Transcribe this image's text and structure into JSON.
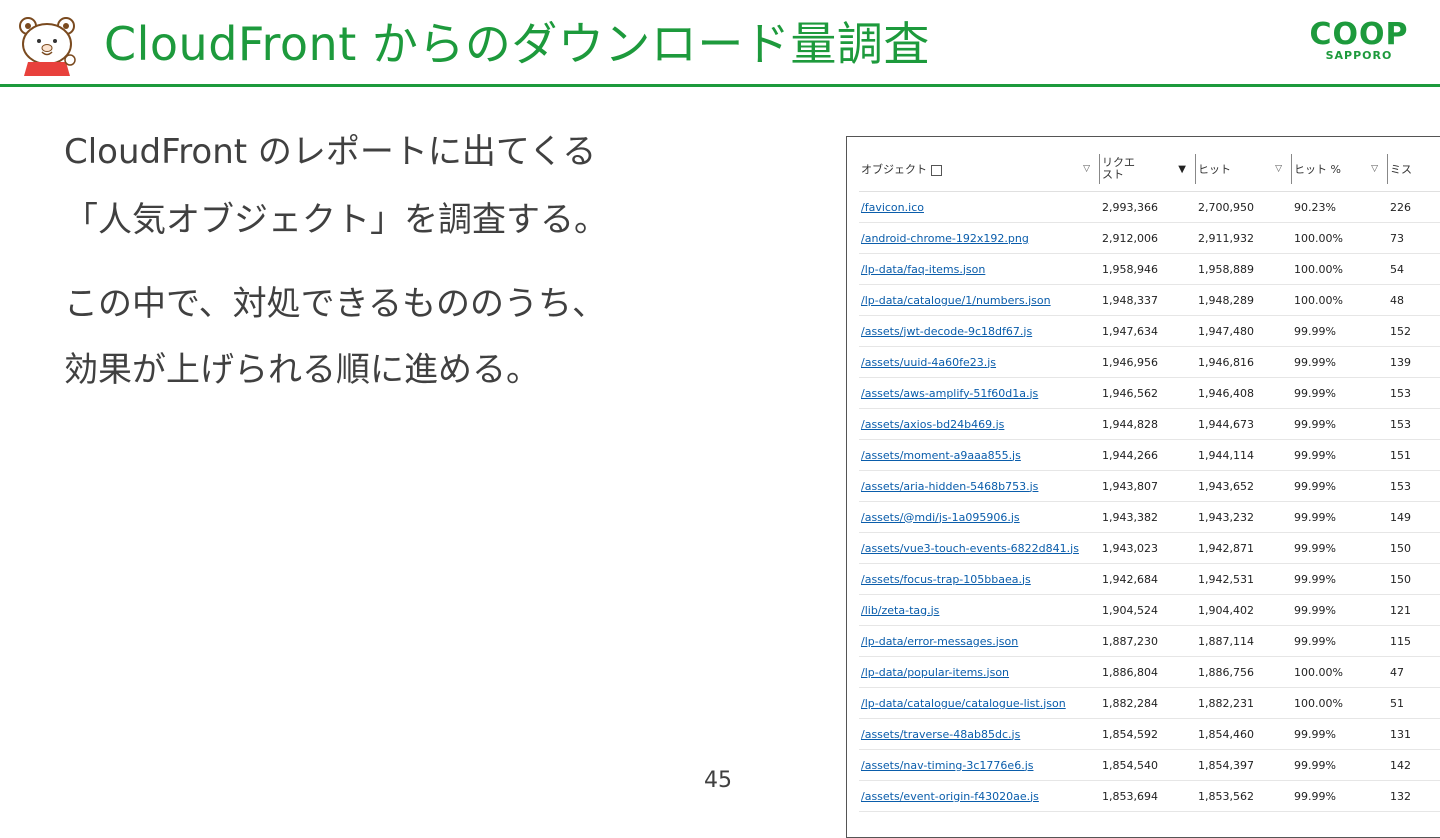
{
  "header": {
    "title": "CloudFront からのダウンロード量調査",
    "logo_main": "COOP",
    "logo_sub": "SAPPORO"
  },
  "body": {
    "line1": "CloudFront のレポートに出てくる",
    "line2": "「人気オブジェクト」を調査する。",
    "line3": "この中で、対処できるもののうち、",
    "line4": "効果が上げられる順に進める。"
  },
  "page_number": "45",
  "table": {
    "headers": [
      "オブジェクト",
      "リクエスト",
      "ヒット",
      "ヒット %",
      "ミス"
    ],
    "rows": [
      [
        "/favicon.ico",
        "2,993,366",
        "2,700,950",
        "90.23%",
        "226"
      ],
      [
        "/android-chrome-192x192.png",
        "2,912,006",
        "2,911,932",
        "100.00%",
        "73"
      ],
      [
        "/lp-data/faq-items.json",
        "1,958,946",
        "1,958,889",
        "100.00%",
        "54"
      ],
      [
        "/lp-data/catalogue/1/numbers.json",
        "1,948,337",
        "1,948,289",
        "100.00%",
        "48"
      ],
      [
        "/assets/jwt-decode-9c18df67.js",
        "1,947,634",
        "1,947,480",
        "99.99%",
        "152"
      ],
      [
        "/assets/uuid-4a60fe23.js",
        "1,946,956",
        "1,946,816",
        "99.99%",
        "139"
      ],
      [
        "/assets/aws-amplify-51f60d1a.js",
        "1,946,562",
        "1,946,408",
        "99.99%",
        "153"
      ],
      [
        "/assets/axios-bd24b469.js",
        "1,944,828",
        "1,944,673",
        "99.99%",
        "153"
      ],
      [
        "/assets/moment-a9aaa855.js",
        "1,944,266",
        "1,944,114",
        "99.99%",
        "151"
      ],
      [
        "/assets/aria-hidden-5468b753.js",
        "1,943,807",
        "1,943,652",
        "99.99%",
        "153"
      ],
      [
        "/assets/@mdi/js-1a095906.js",
        "1,943,382",
        "1,943,232",
        "99.99%",
        "149"
      ],
      [
        "/assets/vue3-touch-events-6822d841.js",
        "1,943,023",
        "1,942,871",
        "99.99%",
        "150"
      ],
      [
        "/assets/focus-trap-105bbaea.js",
        "1,942,684",
        "1,942,531",
        "99.99%",
        "150"
      ],
      [
        "/lib/zeta-tag.js",
        "1,904,524",
        "1,904,402",
        "99.99%",
        "121"
      ],
      [
        "/lp-data/error-messages.json",
        "1,887,230",
        "1,887,114",
        "99.99%",
        "115"
      ],
      [
        "/lp-data/popular-items.json",
        "1,886,804",
        "1,886,756",
        "100.00%",
        "47"
      ],
      [
        "/lp-data/catalogue/catalogue-list.json",
        "1,882,284",
        "1,882,231",
        "100.00%",
        "51"
      ],
      [
        "/assets/traverse-48ab85dc.js",
        "1,854,592",
        "1,854,460",
        "99.99%",
        "131"
      ],
      [
        "/assets/nav-timing-3c1776e6.js",
        "1,854,540",
        "1,854,397",
        "99.99%",
        "142"
      ],
      [
        "/assets/event-origin-f43020ae.js",
        "1,853,694",
        "1,853,562",
        "99.99%",
        "132"
      ]
    ]
  },
  "colors": {
    "accent": "#1d9a3c",
    "link": "#0a5dab",
    "text": "#404040"
  },
  "icons": {
    "mascot": "bear-mascot-icon",
    "external": "external-link-icon",
    "sort": "sort-caret-icon"
  }
}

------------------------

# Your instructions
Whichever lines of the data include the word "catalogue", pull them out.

# Response for this exercise
        "/lp-data/catalogue/1/numbers.json",
        "/lp-data/catalogue/catalogue-list.json",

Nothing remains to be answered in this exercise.